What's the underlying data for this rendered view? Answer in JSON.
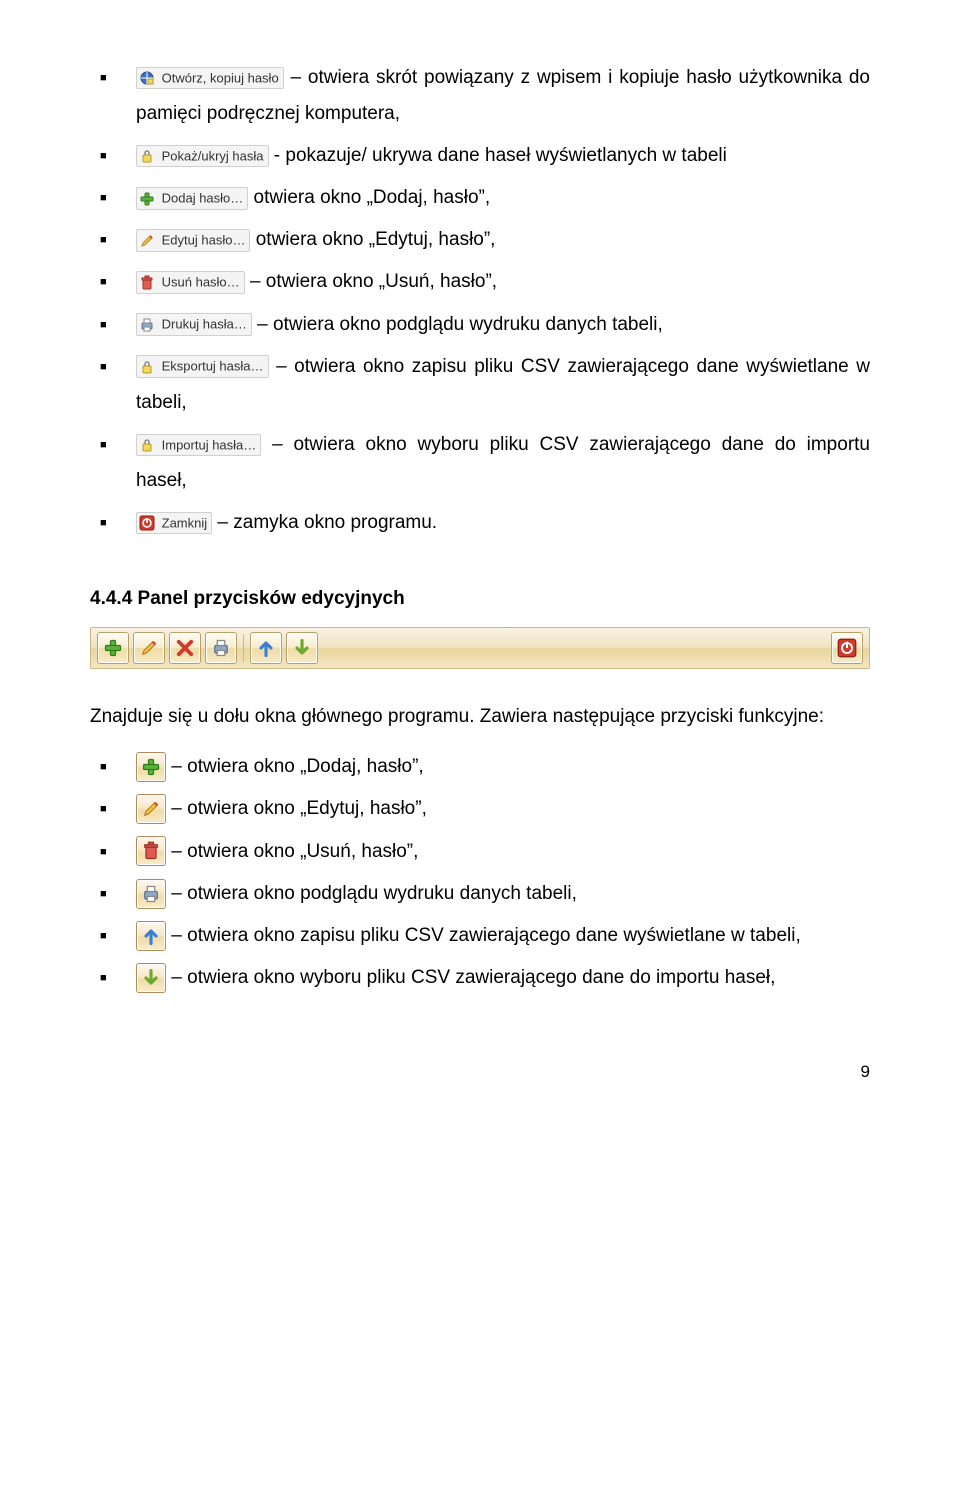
{
  "menu_items": {
    "open_copy": {
      "label": "Otwórz, kopiuj hasło",
      "desc": " – otwiera skrót powiązany z wpisem i kopiuje hasło użytkownika do pamięci podręcznej komputera,"
    },
    "show_hide": {
      "label": "Pokaż/ukryj hasła",
      "desc": " - pokazuje/ ukrywa dane haseł wyświetlanych w tabeli"
    },
    "add": {
      "label": "Dodaj hasło…",
      "desc": " otwiera okno „Dodaj, hasło”,"
    },
    "edit": {
      "label": "Edytuj hasło…",
      "desc": " otwiera okno „Edytuj, hasło”,"
    },
    "delete": {
      "label": "Usuń hasło…",
      "desc": " – otwiera okno „Usuń, hasło”,"
    },
    "print": {
      "label": "Drukuj hasła…",
      "desc": " – otwiera okno podglądu wydruku danych tabeli,"
    },
    "export": {
      "label": "Eksportuj hasła…",
      "desc": " – otwiera okno zapisu pliku CSV zawierającego dane wyświetlane w tabeli,"
    },
    "import": {
      "label": "Importuj hasła…",
      "desc": " – otwiera okno wyboru pliku CSV zawierającego dane do importu haseł,"
    },
    "close": {
      "label": "Zamknij",
      "desc": " – zamyka okno programu."
    }
  },
  "section_title": "4.4.4 Panel przycisków edycyjnych",
  "para_intro": "Znajduje się u dołu okna głównego programu. Zawiera następujące przyciski funkcyjne:",
  "buttons_list": {
    "add": " – otwiera okno „Dodaj, hasło”,",
    "edit": " – otwiera okno „Edytuj, hasło”,",
    "delete": " – otwiera okno „Usuń, hasło”,",
    "print": " – otwiera okno podglądu wydruku danych tabeli,",
    "export": " – otwiera okno zapisu pliku CSV zawierającego dane wyświetlane w tabeli,",
    "import": " – otwiera okno wyboru pliku CSV zawierającego dane do importu haseł,"
  },
  "page_number": "9"
}
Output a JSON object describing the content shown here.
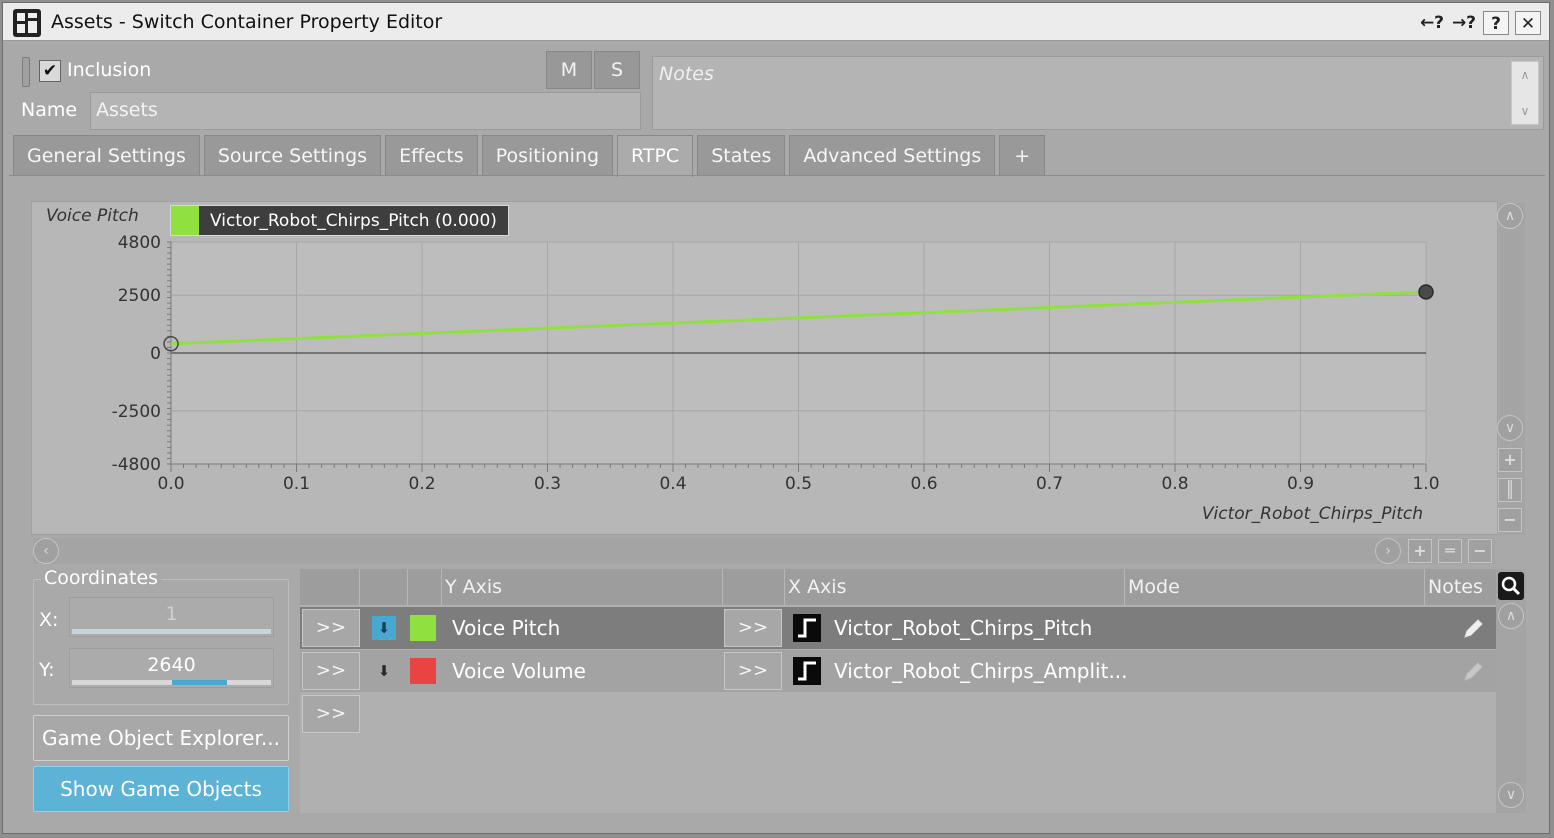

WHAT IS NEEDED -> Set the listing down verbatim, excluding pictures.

WRITTEN RESPONSE ->
What's the underlying data for this rendered view? Answer in JSON.
{
  "menu_items": {
    "open_copy": {
      "label": "Otwórz, kopiuj hasło",
      "desc": " – otwiera skrót powiązany z wpisem i kopiuje hasło użytkownika do pamięci podręcznej komputera,"
    },
    "show_hide": {
      "label": "Pokaż/ukryj hasła",
      "desc": " - pokazuje/ ukrywa dane haseł wyświetlanych w tabeli"
    },
    "add": {
      "label": "Dodaj hasło…",
      "desc": " otwiera okno „Dodaj, hasło”,"
    },
    "edit": {
      "label": "Edytuj hasło…",
      "desc": " otwiera okno „Edytuj, hasło”,"
    },
    "delete": {
      "label": "Usuń hasło…",
      "desc": " – otwiera okno „Usuń, hasło”,"
    },
    "print": {
      "label": "Drukuj hasła…",
      "desc": " – otwiera okno podglądu wydruku danych tabeli,"
    },
    "export": {
      "label": "Eksportuj hasła…",
      "desc": " – otwiera okno zapisu pliku CSV zawierającego dane wyświetlane w tabeli,"
    },
    "import": {
      "label": "Importuj hasła…",
      "desc": " – otwiera okno wyboru pliku CSV zawierającego dane do importu haseł,"
    },
    "close": {
      "label": "Zamknij",
      "desc": " – zamyka okno programu."
    }
  },
  "section_title": "4.4.4 Panel przycisków edycyjnych",
  "para_intro": "Znajduje się u dołu okna głównego programu. Zawiera następujące przyciski funkcyjne:",
  "buttons_list": {
    "add": " – otwiera okno „Dodaj, hasło”,",
    "edit": " – otwiera okno „Edytuj, hasło”,",
    "delete": " – otwiera okno „Usuń, hasło”,",
    "print": " – otwiera okno podglądu wydruku danych tabeli,",
    "export": " – otwiera okno zapisu pliku CSV zawierającego dane wyświetlane w tabeli,",
    "import": " – otwiera okno wyboru pliku CSV zawierającego dane do importu haseł,"
  },
  "page_number": "9"
}
Output a JSON object describing the content shown here.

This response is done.